EXERCISE: Each line of the records below that holds "edge" should be copied out.

Entries taken from a collection:
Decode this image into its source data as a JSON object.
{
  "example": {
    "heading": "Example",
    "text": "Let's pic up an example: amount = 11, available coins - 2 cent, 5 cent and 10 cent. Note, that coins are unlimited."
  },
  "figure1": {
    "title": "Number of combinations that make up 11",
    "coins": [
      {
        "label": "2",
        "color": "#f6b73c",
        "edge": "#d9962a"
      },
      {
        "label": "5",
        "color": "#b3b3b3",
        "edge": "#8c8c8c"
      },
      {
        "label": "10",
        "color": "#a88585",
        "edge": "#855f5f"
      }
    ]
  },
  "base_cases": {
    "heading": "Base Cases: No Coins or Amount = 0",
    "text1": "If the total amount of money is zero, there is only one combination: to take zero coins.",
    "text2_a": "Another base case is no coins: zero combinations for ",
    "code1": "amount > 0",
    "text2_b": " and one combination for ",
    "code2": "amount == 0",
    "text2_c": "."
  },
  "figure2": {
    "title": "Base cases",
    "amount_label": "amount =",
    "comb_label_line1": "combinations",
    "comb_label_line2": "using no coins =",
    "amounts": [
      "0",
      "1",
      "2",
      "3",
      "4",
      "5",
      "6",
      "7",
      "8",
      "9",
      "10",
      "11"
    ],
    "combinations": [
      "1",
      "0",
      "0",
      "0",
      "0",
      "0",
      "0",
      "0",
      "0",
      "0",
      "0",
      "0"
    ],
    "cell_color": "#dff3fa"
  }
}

RESPONSE TO THIS EXERCISE:
        "edge": "#d9962a"
        "edge": "#8c8c8c"
        "edge": "#855f5f"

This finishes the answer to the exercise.